What you are asked to do
Only the lines holding the string "associatif" are needed; copy each of them from the data.

Component data from apps and pages
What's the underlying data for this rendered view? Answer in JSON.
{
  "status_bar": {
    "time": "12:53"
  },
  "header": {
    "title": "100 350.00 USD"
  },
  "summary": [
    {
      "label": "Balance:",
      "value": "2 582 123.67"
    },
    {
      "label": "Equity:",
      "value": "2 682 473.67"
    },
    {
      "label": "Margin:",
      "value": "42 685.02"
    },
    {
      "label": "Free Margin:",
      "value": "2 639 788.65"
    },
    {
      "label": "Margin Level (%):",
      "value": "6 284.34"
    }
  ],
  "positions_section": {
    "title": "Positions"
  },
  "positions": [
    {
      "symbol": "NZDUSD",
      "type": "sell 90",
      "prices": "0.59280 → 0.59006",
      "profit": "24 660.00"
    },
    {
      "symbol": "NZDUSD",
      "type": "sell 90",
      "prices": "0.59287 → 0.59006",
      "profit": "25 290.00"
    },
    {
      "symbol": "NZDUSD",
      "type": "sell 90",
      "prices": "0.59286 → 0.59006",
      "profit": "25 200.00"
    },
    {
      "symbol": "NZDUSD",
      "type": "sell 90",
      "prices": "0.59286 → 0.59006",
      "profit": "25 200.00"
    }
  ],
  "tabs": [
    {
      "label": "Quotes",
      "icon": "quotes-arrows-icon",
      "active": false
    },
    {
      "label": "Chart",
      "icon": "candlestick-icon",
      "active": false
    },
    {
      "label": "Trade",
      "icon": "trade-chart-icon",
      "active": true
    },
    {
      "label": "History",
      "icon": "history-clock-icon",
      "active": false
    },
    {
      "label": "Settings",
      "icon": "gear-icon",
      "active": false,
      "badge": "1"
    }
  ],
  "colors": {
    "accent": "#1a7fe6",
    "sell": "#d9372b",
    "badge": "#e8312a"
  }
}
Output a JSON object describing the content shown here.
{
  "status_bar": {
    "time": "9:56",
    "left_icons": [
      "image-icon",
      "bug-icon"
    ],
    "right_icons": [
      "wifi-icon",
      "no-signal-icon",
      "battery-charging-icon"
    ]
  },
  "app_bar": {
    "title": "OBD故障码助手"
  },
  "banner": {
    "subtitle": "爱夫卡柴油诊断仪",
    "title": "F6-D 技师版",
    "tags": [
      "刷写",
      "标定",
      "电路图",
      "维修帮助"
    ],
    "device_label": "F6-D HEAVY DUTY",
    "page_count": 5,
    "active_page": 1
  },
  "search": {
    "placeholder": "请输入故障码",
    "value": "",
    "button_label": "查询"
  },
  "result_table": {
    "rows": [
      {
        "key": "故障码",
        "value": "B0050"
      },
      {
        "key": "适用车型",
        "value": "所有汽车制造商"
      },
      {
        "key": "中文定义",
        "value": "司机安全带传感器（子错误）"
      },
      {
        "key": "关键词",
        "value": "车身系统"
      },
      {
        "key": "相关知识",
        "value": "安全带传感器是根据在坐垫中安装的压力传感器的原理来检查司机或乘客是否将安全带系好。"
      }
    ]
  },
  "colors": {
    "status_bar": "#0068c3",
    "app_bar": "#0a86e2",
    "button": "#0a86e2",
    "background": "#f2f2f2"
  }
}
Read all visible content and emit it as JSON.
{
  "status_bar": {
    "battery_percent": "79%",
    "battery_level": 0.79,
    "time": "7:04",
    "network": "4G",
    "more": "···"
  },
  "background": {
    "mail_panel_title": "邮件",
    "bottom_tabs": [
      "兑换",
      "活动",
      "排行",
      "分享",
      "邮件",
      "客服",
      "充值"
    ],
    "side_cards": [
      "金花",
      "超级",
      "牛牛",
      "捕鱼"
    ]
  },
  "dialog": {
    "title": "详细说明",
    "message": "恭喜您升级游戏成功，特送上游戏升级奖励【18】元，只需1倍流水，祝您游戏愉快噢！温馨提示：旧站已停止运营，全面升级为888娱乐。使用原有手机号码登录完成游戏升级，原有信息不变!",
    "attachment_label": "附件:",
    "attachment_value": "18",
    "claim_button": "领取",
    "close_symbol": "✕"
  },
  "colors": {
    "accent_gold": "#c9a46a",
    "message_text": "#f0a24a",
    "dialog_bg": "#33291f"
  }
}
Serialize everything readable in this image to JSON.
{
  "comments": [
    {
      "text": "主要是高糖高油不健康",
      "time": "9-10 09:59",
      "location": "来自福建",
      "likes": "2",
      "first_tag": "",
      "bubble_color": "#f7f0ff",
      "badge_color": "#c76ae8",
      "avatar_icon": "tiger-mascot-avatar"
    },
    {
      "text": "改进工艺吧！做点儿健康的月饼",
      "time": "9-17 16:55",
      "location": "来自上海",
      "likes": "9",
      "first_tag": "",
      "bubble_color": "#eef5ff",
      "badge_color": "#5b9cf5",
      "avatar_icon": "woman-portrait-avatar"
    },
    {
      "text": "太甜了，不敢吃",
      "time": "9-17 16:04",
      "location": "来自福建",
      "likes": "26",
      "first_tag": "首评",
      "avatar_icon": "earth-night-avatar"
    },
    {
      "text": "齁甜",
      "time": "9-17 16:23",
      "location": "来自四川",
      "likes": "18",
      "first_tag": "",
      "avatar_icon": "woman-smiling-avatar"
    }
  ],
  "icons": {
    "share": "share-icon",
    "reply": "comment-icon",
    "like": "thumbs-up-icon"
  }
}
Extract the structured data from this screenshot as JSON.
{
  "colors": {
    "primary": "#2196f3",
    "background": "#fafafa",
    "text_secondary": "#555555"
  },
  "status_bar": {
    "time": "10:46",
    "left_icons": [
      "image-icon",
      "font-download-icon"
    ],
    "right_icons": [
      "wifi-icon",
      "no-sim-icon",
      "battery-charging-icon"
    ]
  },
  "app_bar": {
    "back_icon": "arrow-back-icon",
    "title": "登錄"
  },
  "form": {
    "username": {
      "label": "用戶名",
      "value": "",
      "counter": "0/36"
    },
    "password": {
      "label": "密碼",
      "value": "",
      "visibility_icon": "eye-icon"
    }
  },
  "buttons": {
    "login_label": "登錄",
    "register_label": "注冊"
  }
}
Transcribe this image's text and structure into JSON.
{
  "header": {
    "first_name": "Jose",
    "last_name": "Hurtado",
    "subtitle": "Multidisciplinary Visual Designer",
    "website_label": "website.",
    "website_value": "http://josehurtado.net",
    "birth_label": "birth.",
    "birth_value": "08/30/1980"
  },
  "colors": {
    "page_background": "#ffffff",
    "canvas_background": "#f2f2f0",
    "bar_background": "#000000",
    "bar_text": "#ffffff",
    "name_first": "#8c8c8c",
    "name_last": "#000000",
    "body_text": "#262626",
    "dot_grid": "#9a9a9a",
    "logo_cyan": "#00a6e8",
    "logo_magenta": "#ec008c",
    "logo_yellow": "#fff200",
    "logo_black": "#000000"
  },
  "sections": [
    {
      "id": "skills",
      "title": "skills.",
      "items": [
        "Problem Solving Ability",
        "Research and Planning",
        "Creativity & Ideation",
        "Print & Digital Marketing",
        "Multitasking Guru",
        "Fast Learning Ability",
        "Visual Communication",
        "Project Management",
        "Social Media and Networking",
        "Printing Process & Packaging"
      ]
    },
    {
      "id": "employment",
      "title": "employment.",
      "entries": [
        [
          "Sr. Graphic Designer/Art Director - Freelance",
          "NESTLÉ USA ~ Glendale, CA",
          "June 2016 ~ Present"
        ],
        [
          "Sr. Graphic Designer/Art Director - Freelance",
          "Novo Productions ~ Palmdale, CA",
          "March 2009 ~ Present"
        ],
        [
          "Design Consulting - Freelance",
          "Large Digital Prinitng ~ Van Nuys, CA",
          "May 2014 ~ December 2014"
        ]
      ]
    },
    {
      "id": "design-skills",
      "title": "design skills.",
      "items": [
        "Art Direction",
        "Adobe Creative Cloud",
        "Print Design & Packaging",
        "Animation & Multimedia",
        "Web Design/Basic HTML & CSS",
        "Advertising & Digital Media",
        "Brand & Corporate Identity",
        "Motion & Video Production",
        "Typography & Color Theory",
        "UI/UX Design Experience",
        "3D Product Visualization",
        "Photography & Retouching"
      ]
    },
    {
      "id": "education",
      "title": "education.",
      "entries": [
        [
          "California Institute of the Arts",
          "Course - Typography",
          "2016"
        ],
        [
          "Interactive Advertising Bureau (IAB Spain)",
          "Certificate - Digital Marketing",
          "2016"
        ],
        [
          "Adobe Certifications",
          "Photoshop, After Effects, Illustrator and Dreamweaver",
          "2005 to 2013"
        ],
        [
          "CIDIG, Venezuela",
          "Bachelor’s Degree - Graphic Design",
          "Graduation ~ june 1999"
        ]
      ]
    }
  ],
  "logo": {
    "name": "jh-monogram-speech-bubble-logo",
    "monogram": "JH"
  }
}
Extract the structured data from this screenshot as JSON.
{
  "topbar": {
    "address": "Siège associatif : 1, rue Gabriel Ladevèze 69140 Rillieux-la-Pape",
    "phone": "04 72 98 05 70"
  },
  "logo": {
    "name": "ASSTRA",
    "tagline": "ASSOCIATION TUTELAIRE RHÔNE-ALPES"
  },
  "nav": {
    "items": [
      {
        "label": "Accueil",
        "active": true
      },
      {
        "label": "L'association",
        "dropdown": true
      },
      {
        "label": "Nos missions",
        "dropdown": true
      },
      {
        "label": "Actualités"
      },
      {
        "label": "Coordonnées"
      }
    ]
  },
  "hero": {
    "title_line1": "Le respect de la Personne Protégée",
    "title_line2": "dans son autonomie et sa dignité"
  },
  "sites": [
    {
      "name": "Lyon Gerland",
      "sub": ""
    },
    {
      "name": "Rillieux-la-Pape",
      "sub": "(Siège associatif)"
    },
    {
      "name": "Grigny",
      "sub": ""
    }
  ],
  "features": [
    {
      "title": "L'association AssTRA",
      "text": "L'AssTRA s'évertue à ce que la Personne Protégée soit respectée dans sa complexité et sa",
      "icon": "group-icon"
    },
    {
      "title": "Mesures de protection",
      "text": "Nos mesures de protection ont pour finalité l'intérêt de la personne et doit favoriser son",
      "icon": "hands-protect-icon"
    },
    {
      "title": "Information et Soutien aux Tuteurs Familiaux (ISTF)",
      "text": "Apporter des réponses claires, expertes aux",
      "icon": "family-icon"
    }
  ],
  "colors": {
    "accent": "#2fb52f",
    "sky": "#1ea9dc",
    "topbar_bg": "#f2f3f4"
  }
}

Answer space
    "address": "Siège associatif : 1, rue Gabriel Ladevèze 69140 Rillieux-la-Pape",
      "sub": "(Siège associatif)"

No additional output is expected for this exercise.